National Commentary

Anything But Straight: The Bible Without Bile

No matter who wins the presidential election, it is quite clear that the big loser in campaign 08 is religion. By far, the most strident political voices have come from renegade reverends that seem a bit hot under the collar. These cantankerous characters (or caricatures) have transformed their houses of worship into a harbor of war ships with loose cannons lobbing invective into an otherwise serene national conversation.

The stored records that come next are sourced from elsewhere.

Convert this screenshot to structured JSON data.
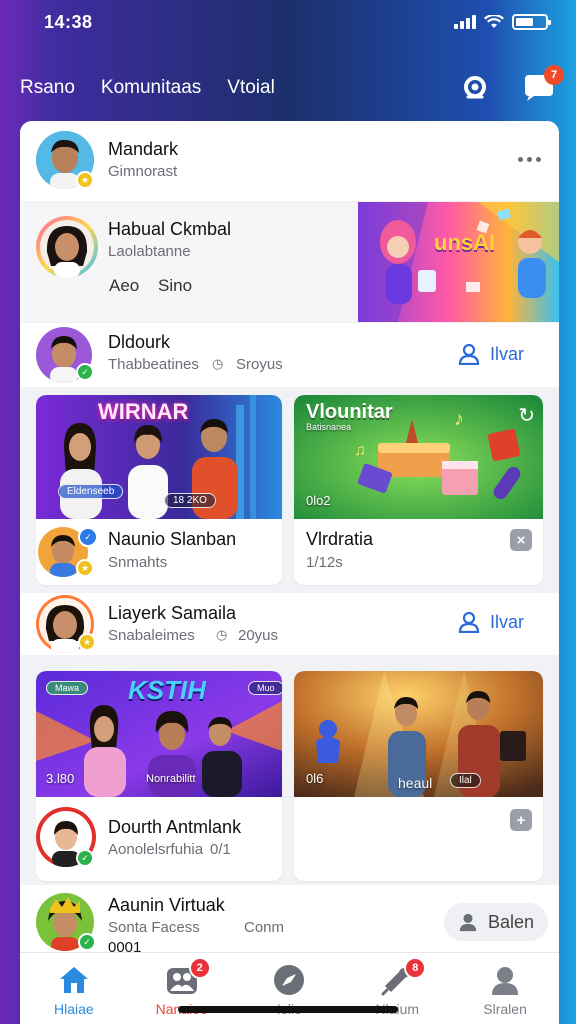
{
  "status": {
    "time": "14:38"
  },
  "top_nav": {
    "tabs": [
      "Rsano",
      "Komunitaas",
      "Vtoial"
    ],
    "notification_count": "7"
  },
  "feed": {
    "rows": [
      {
        "name": "Mandark",
        "subtitle": "Gimnorast"
      },
      {
        "name": "Habual Ckmbal",
        "subtitle": "Laolabtanne",
        "actions": [
          "Aeo",
          "Sino"
        ],
        "banner_text": "unsAI"
      },
      {
        "name": "Dldourk",
        "subtitle": "Thabbeatines",
        "meta": "Sroyus",
        "follow_label": "Ilvar"
      },
      {
        "name": "Liayerk Samaila",
        "subtitle": "Snabaleimes",
        "meta": "20yus",
        "follow_label": "Ilvar"
      },
      {
        "name": "Aaunin Virtuak",
        "subtitle": "Sonta Facess",
        "meta": "Conm",
        "extra": "0001",
        "join_label": "Balen"
      }
    ],
    "cards": [
      {
        "title_overlay": "WIRNAR",
        "tag_left": "Eldenseeb",
        "tag_right": "18 2KO",
        "author": "Naunio Slanban",
        "meta": "Snmahts"
      },
      {
        "title_overlay": "Vlounitar",
        "caption": "Batisnanea",
        "count": "0lo2",
        "author": "Vlrdratia",
        "meta": "1/12s",
        "action": "×"
      },
      {
        "title_overlay": "KSTIH",
        "tag_left": "Mawa",
        "tag_right": "Muo",
        "count": "3.l80",
        "tag_bottom": "Nonrabilitt",
        "author": "Dourth Antmlank",
        "meta": "Aonolelsrfuhia",
        "meta_count": "0/1"
      },
      {
        "count": "0l6",
        "tag_bottom": "heaul",
        "tag_pill": "Ilal",
        "action": "+"
      }
    ]
  },
  "bottom_nav": {
    "items": [
      {
        "label": "Hlaiae",
        "icon": "home-icon",
        "active": true
      },
      {
        "label": "Nanaieo",
        "icon": "people-icon",
        "badge": "2"
      },
      {
        "label": "Islio",
        "icon": "compass-icon"
      },
      {
        "label": "Nlaium",
        "icon": "megaphone-icon",
        "badge": "8"
      },
      {
        "label": "Slralen",
        "icon": "profile-icon"
      }
    ]
  },
  "colors": {
    "accent": "#2a6bd8",
    "badge": "#e8333a",
    "bg_left": "#6a2bb8",
    "bg_right": "#1da2e0"
  }
}
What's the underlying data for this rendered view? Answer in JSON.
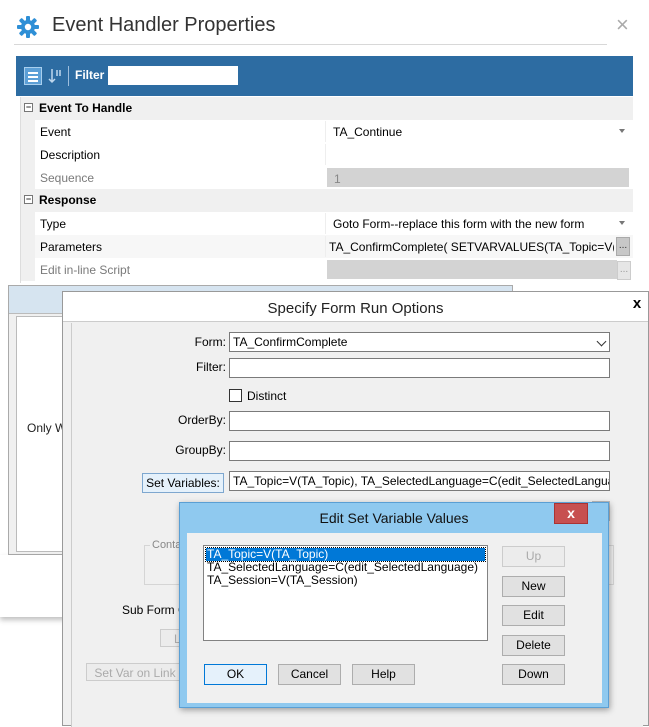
{
  "event_handler": {
    "title": "Event Handler Properties",
    "close_glyph": "×",
    "toolbar": {
      "filter_label": "Filter",
      "filter_value": ""
    },
    "categories": [
      {
        "label": "Event To Handle",
        "expander": "⊟"
      },
      {
        "label": "Response",
        "expander": "⊟"
      }
    ],
    "rows": [
      {
        "name": "Event",
        "value": "TA_Continue"
      },
      {
        "name": "Description",
        "value": ""
      },
      {
        "name": "Sequence",
        "value": "1"
      },
      {
        "name": "Type",
        "value": "Goto Form--replace this form with the new form"
      },
      {
        "name": "Parameters",
        "value": "TA_ConfirmComplete( SETVARVALUES(TA_Topic=V("
      },
      {
        "name": "Edit in-line Script",
        "value": ""
      }
    ],
    "ellipsis": "..."
  },
  "background_dialog": {
    "partial_text": "Only W"
  },
  "form_run_options": {
    "title": "Specify Form Run Options",
    "close_glyph": "x",
    "form_label": "Form:",
    "form_value": "TA_ConfirmComplete",
    "filter_label": "Filter:",
    "filter_value": "",
    "distinct_label": "Distinct",
    "orderby_label": "OrderBy:",
    "orderby_value": "",
    "groupby_label": "GroupBy:",
    "groupby_value": "",
    "set_variables_button": "Set Variables:",
    "set_variables_value": "TA_Topic=V(TA_Topic), TA_SelectedLanguage=C(edit_SelectedLanguage), T.",
    "container_label_partial": "Contai",
    "sub_form_label_partial": "Sub Form C",
    "l_button_partial": "L",
    "set_var_on_link_button": "Set Var on Link U"
  },
  "edit_set_variables": {
    "title": "Edit Set Variable Values",
    "close_glyph": "x",
    "items": [
      "TA_Topic=V(TA_Topic)",
      "TA_SelectedLanguage=C(edit_SelectedLanguage)",
      "TA_Session=V(TA_Session)"
    ],
    "buttons": {
      "up": "Up",
      "new": "New",
      "edit": "Edit",
      "delete": "Delete",
      "down": "Down",
      "ok": "OK",
      "cancel": "Cancel",
      "help": "Help"
    }
  },
  "colors": {
    "toolbar_bg": "#2d6ca2",
    "gear_icon": "#2e8fd6",
    "dialog_title_bg": "#8fc9ef",
    "close_red": "#c75050",
    "selection": "#0078d7"
  }
}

The most cloying of the clergy is Barack Obama’s self-promoting preacher, Rev. Jeremiah A. Wright. While he claims to represent the interests of African Americans, he may be remembered for giving a black eye to the black church, while sabotaging America’s first legitimate African American presidential contender.

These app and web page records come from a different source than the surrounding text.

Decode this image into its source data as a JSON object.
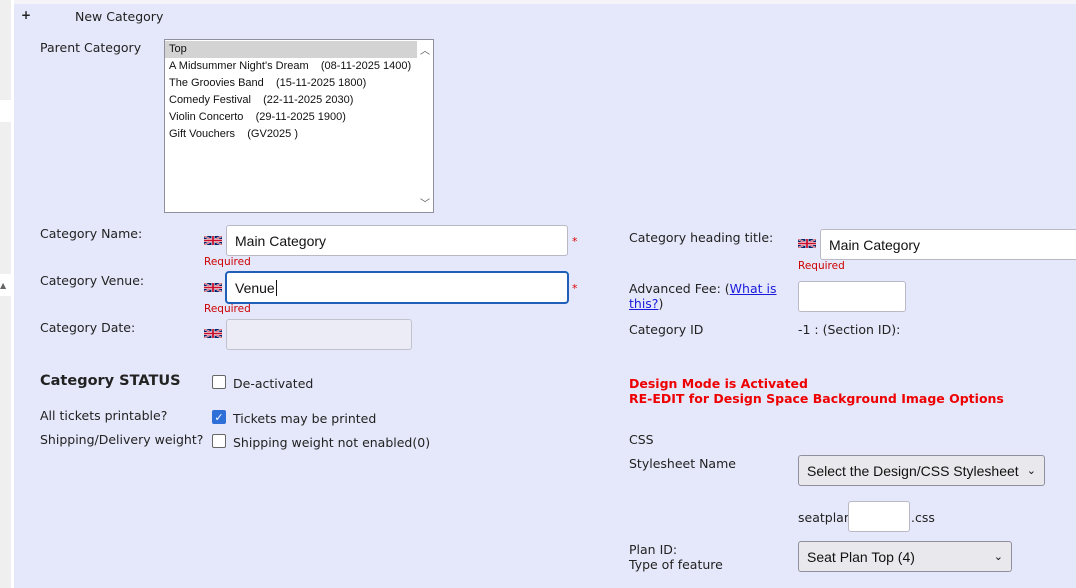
{
  "header": {
    "expand_icon": "+",
    "title": "New Category"
  },
  "parent_category": {
    "label": "Parent Category",
    "options": [
      "Top",
      "A Midsummer Night's Dream    (08-11-2025 1400)",
      "The Groovies Band    (15-11-2025 1800)",
      "Comedy Festival    (22-11-2025 2030)",
      "Violin Concerto    (29-11-2025 1900)",
      "Gift Vouchers    (GV2025 )"
    ],
    "selected": "Top"
  },
  "left_form": {
    "category_name": {
      "label": "Category Name:",
      "value": "Main Category",
      "required_mark": "*",
      "required_text": "Required"
    },
    "category_venue": {
      "label": "Category Venue:",
      "value": "Venue",
      "required_mark": "*",
      "required_text": "Required"
    },
    "category_date": {
      "label": "Category Date:",
      "value": ""
    }
  },
  "status": {
    "heading": "Category STATUS",
    "deactivated_label": "De-activated",
    "printable_label": "All tickets printable?",
    "printable_checkbox_label": "Tickets may be printed",
    "shipping_label": "Shipping/Delivery weight?",
    "shipping_checkbox_label": "Shipping weight not enabled(0)"
  },
  "right_form": {
    "heading_title": {
      "label": "Category heading title:",
      "value": "Main Category",
      "required_text": "Required"
    },
    "advanced_fee": {
      "label_prefix": "Advanced Fee: (",
      "link_line1": "What is",
      "link_line2": "this?",
      "label_suffix": ")",
      "value": ""
    },
    "category_id": {
      "label": "Category ID",
      "value": "-1 : (Section ID):"
    },
    "design_mode": {
      "line1": "Design Mode is Activated",
      "line2": "RE-EDIT for Design Space Background Image Options"
    },
    "css_label": "CSS",
    "stylesheet": {
      "label": "Stylesheet Name",
      "selected": "Select the Design/CSS Stylesheet"
    },
    "seatplan": {
      "prefix": "seatplan",
      "value": "",
      "suffix": ".css"
    },
    "plan_id": {
      "label_line1": "Plan ID:",
      "label_line2": "Type of feature",
      "selected": "Seat Plan Top (4)"
    }
  },
  "icons": {
    "flag": "uk-flag-icon",
    "checkbox_checked": "check-icon",
    "select_arrow": "chevron-down-icon"
  },
  "colors": {
    "panel": "#e5e8fa",
    "required": "#cc0000",
    "design_mode": "#ee0000",
    "link": "#1a1adb",
    "focus": "#1f5fb8"
  }
}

Wright has clearly turned the sanctuary into a sanitarium. When I see him jumping around the pulpit and flapping his wings like a chicken, I want to call Colonel Sanders, so Wright’s ridiculous routine will finally come home to roost.
I’m half past fed up with hearing about how we should respect Wright and his ilk because he has an AIDS ministry and helps the poor. The good work that people do in life does not automatically negate the bad. For example, President Bush has helped fund the fight against AIDS in Africa. However, this does not cancel out his disinformation campaign against condoms, which helps increase infections. Likewise, Wright’s sickening sermons are so obnoxious and divisive that they overshadow his laudable contributions.
At this point, the best thing this shameless shaman can do is continue stabbing his former parishioner in the back. The further apart they grow, the more difficult it will be for McCain to conflate the positions of Wright and Obama in political ads.
While the eyes of the nation were focused on Wright’s sinful spectacle, they largely ignored a stinging denunciation of gay unions by Hillary Clinton’s church. The United Methodists voted to uphold church law that says gay relationships are "incompatible with Christian teaching." If there was a vote opposing interracial marriages on scriptural grounds, is there any doubt Clinton would leave her church?
Clinton averted our gaze to her church’s bashing of gays by sending Chelsea on a gay pub-crawl in Philadelphia. While her daughter frolicked with bar patrons pounding shots – her church took pot shots at loving same-sex couples. It would have been refreshing if the possible Democratic standard-bearer, would have taken a stand against the gay double standard and left her church.
Of course, the "liberal media" has been so consumed with the Democratic demolition derby, that they barely noticed radical reverends on the right. Now that Rev. Jerry Falwell has departed, McCain has latched onto Rev. John Hagee to prove his conservative credentials. Hagee has called the Roman Catholic Church the "the great whore of Babylon."
Hagee also believes that God spawned Hurricane Katrina to stop a "homosexual parade there [New Orleans]on the Monday that Katrina came." This messianic meteorologist/madman appears twice daily on Trinity Broadcasting network, which reaches 75 million homes. As New York Times columnist Frank Rich saliently points out, "any 12-year-old with a laptop could have vetted this preacher in 30 seconds, tops." Unfortunately, McCain’s crass political needs, trump Hagee’s dirty deeds and the worrisome words he imparts to millions of worshippers.
And, of course, we must not forget Rev. Pat Robertson endorsing the multiple marriage machine, Rudy Giuliani, during his ill-fated campaign. The 700 Club host once predicted that natural disasters would destroy Orlando if the city flew gay pride flags. He also – along with Falwell – tried to blame 911 on gays, abortion practitioners and the ACLU.
While the politicians have worked diligently to appear mainstream, the pugnacious preachers have done nothing but sell the candidates – and the religions they represent – down the river.
It remains to be seen whether Clinton, Obama or McCain will ultimately benefit or suffer from their affiliations with ranting reverends. However, this circus-like exhibition (or, in Wright’s case, theological exhibitionism) may have a lasting impact on America’s image of religion.
The rhetorical inanity combined with the scriptural insanity is nothing short of a theological calamity. I can’t imagine the next generation drawing inspiration from this clerical conflagration. Far from appearing as if they stand on hallowed ground, these ministers of mindless, hollow madness are driving civility and common decency into the ground.

Basking in the warm glow of the election spotlight, these pastors must feel quite popular. I’m willing, however, to bet they will ultimately lose the popular vote, as today’s youth eventually walk out in droves and find churches where bile doesn’t come with the Bible.